Data about app and page elements:
■ ■ ■ ■

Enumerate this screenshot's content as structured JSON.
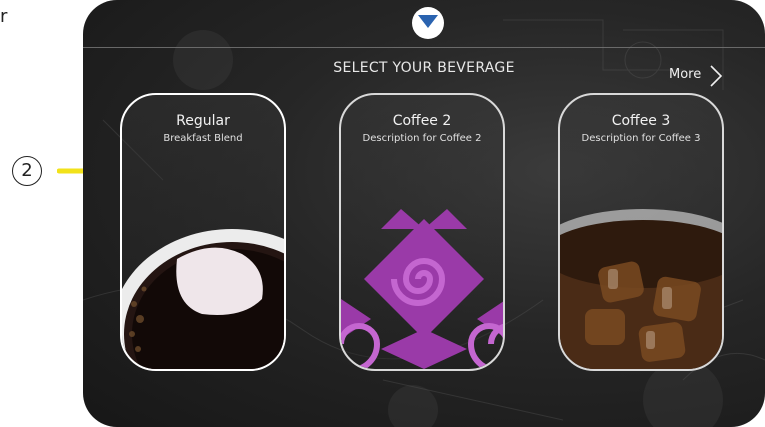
{
  "annotation": {
    "margin_letter": "r",
    "callout_number": "2",
    "arrow_color": "#f2e21a"
  },
  "header": {
    "title": "SELECT YOUR BEVERAGE",
    "more_label": "More"
  },
  "cards": [
    {
      "title": "Regular",
      "description": "Breakfast Blend",
      "selected": true,
      "art": "hot-coffee-cup-image"
    },
    {
      "title": "Coffee 2",
      "description": "Description for Coffee 2",
      "selected": false,
      "art": "purple-spiral-pattern-image"
    },
    {
      "title": "Coffee 3",
      "description": "Description for Coffee 3",
      "selected": false,
      "art": "iced-coffee-glass-image"
    }
  ],
  "colors": {
    "accent_logo": "#2a63b0",
    "card_pattern": "#9a3aa8",
    "screen_bg": "#262626"
  }
}
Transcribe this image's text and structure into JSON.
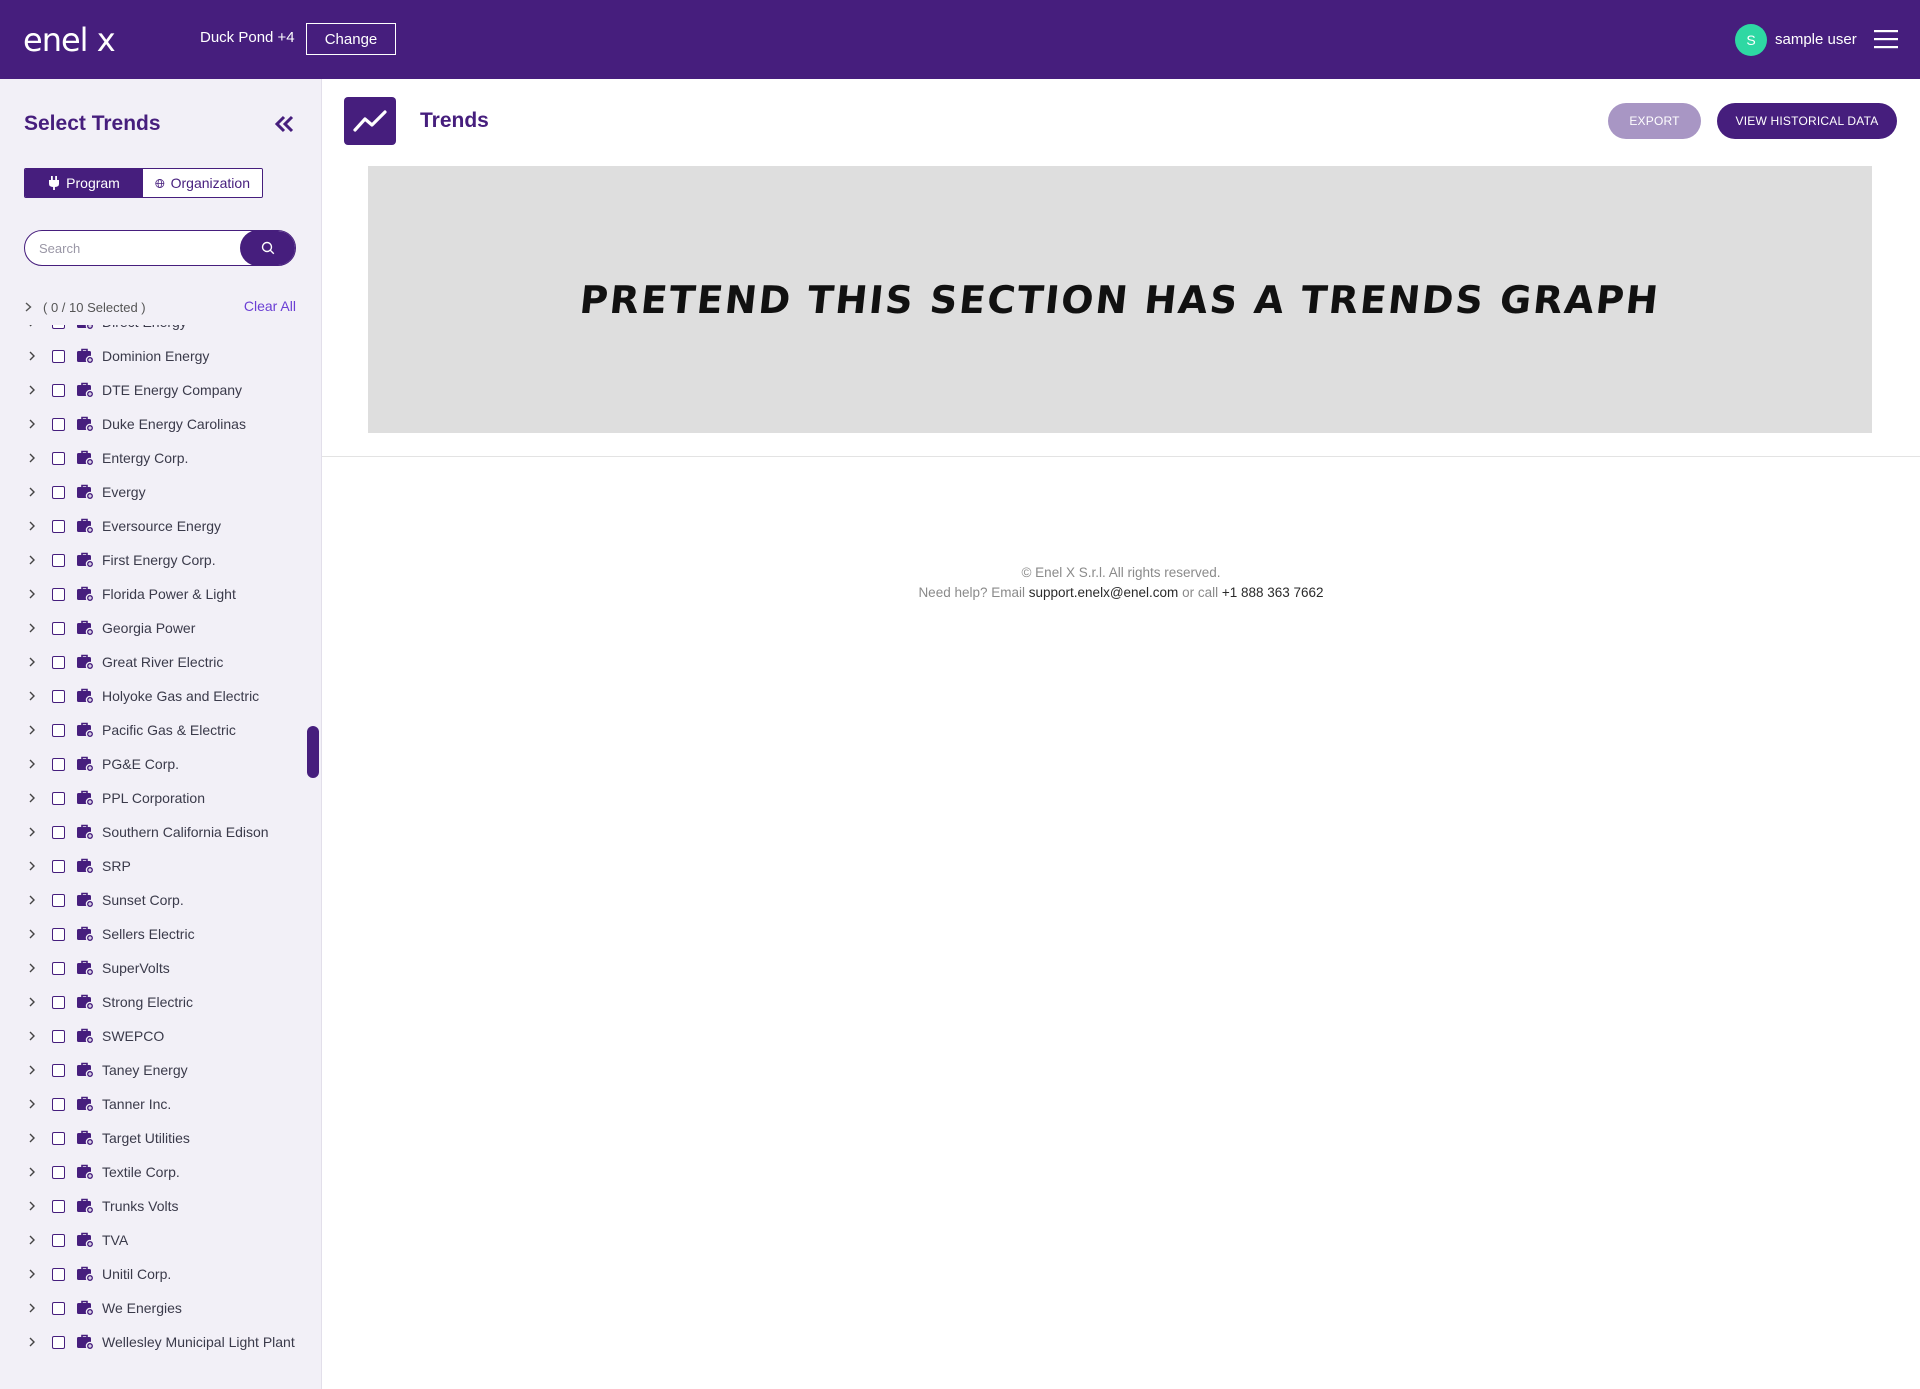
{
  "header": {
    "logo_text": "enel x",
    "site_label": "Duck Pond +4",
    "change_label": "Change",
    "avatar_initial": "S",
    "user_name": "sample user",
    "colors": {
      "brand": "#461e7d",
      "avatar": "#2ed8a3"
    }
  },
  "sidebar": {
    "title": "Select Trends",
    "toggle": {
      "program_label": "Program",
      "organization_label": "Organization",
      "active": "Program"
    },
    "search": {
      "placeholder": "Search",
      "value": ""
    },
    "selected_count": "( 0 / 10 Selected )",
    "clear_all_label": "Clear All",
    "items": [
      {
        "label": "Direct Energy"
      },
      {
        "label": "Dominion Energy"
      },
      {
        "label": "DTE Energy Company"
      },
      {
        "label": "Duke Energy Carolinas"
      },
      {
        "label": "Entergy Corp."
      },
      {
        "label": "Evergy"
      },
      {
        "label": "Eversource Energy"
      },
      {
        "label": "First Energy Corp."
      },
      {
        "label": "Florida Power & Light"
      },
      {
        "label": "Georgia Power"
      },
      {
        "label": "Great River Electric"
      },
      {
        "label": "Holyoke Gas and Electric"
      },
      {
        "label": "Pacific Gas & Electric"
      },
      {
        "label": "PG&E Corp."
      },
      {
        "label": "PPL Corporation"
      },
      {
        "label": "Southern California Edison"
      },
      {
        "label": "SRP"
      },
      {
        "label": "Sunset Corp."
      },
      {
        "label": "Sellers Electric"
      },
      {
        "label": "SuperVolts"
      },
      {
        "label": "Strong Electric"
      },
      {
        "label": "SWEPCO"
      },
      {
        "label": "Taney Energy"
      },
      {
        "label": " Tanner Inc."
      },
      {
        "label": "Target Utilities"
      },
      {
        "label": "Textile Corp."
      },
      {
        "label": "Trunks Volts"
      },
      {
        "label": "TVA"
      },
      {
        "label": "Unitil Corp."
      },
      {
        "label": "We Energies"
      },
      {
        "label": "Wellesley Municipal Light Plant"
      }
    ]
  },
  "main": {
    "title": "Trends",
    "export_label": "EXPORT",
    "history_label": "VIEW HISTORICAL DATA",
    "graph_placeholder_text": "PRETEND THIS SECTION HAS A TRENDS GRAPH"
  },
  "footer": {
    "copyright": "© Enel X S.r.l. All rights reserved.",
    "help_prefix": "Need help? Email ",
    "email": "support.enelx@enel.com",
    "or_call": " or call ",
    "phone": "+1 888 363 7662"
  }
}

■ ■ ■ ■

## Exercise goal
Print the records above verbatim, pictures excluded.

## Result
Enumerate this screenshot's content as structured JSON.
{
  "annotation": {
    "margin_letter": "r",
    "callout_number": "2",
    "arrow_color": "#f2e21a"
  },
  "header": {
    "title": "SELECT YOUR BEVERAGE",
    "more_label": "More"
  },
  "cards": [
    {
      "title": "Regular",
      "description": "Breakfast Blend",
      "selected": true,
      "art": "hot-coffee-cup-image"
    },
    {
      "title": "Coffee 2",
      "description": "Description for Coffee 2",
      "selected": false,
      "art": "purple-spiral-pattern-image"
    },
    {
      "title": "Coffee 3",
      "description": "Description for Coffee 3",
      "selected": false,
      "art": "iced-coffee-glass-image"
    }
  ],
  "colors": {
    "accent_logo": "#2a63b0",
    "card_pattern": "#9a3aa8",
    "screen_bg": "#262626"
  }
}
Transcribe this image's text and structure into JSON.
{
  "header": {
    "logo_text": "enel x",
    "site_label": "Duck Pond +4",
    "change_label": "Change",
    "avatar_initial": "S",
    "user_name": "sample user",
    "colors": {
      "brand": "#461e7d",
      "avatar": "#2ed8a3"
    }
  },
  "sidebar": {
    "title": "Select Trends",
    "toggle": {
      "program_label": "Program",
      "organization_label": "Organization",
      "active": "Program"
    },
    "search": {
      "placeholder": "Search",
      "value": ""
    },
    "selected_count": "( 0 / 10 Selected )",
    "clear_all_label": "Clear All",
    "items": [
      {
        "label": "Direct Energy"
      },
      {
        "label": "Dominion Energy"
      },
      {
        "label": "DTE Energy Company"
      },
      {
        "label": "Duke Energy Carolinas"
      },
      {
        "label": "Entergy Corp."
      },
      {
        "label": "Evergy"
      },
      {
        "label": "Eversource Energy"
      },
      {
        "label": "First Energy Corp."
      },
      {
        "label": "Florida Power & Light"
      },
      {
        "label": "Georgia Power"
      },
      {
        "label": "Great River Electric"
      },
      {
        "label": "Holyoke Gas and Electric"
      },
      {
        "label": "Pacific Gas & Electric"
      },
      {
        "label": "PG&E Corp."
      },
      {
        "label": "PPL Corporation"
      },
      {
        "label": "Southern California Edison"
      },
      {
        "label": "SRP"
      },
      {
        "label": "Sunset Corp."
      },
      {
        "label": "Sellers Electric"
      },
      {
        "label": "SuperVolts"
      },
      {
        "label": "Strong Electric"
      },
      {
        "label": "SWEPCO"
      },
      {
        "label": "Taney Energy"
      },
      {
        "label": " Tanner Inc."
      },
      {
        "label": "Target Utilities"
      },
      {
        "label": "Textile Corp."
      },
      {
        "label": "Trunks Volts"
      },
      {
        "label": "TVA"
      },
      {
        "label": "Unitil Corp."
      },
      {
        "label": "We Energies"
      },
      {
        "label": "Wellesley Municipal Light Plant"
      }
    ]
  },
  "main": {
    "title": "Trends",
    "export_label": "EXPORT",
    "history_label": "VIEW HISTORICAL DATA",
    "graph_placeholder_text": "PRETEND THIS SECTION HAS A TRENDS GRAPH"
  },
  "footer": {
    "copyright": "© Enel X S.r.l. All rights reserved.",
    "help_prefix": "Need help? Email ",
    "email": "support.enelx@enel.com",
    "or_call": " or call ",
    "phone": "+1 888 363 7662"
  }
}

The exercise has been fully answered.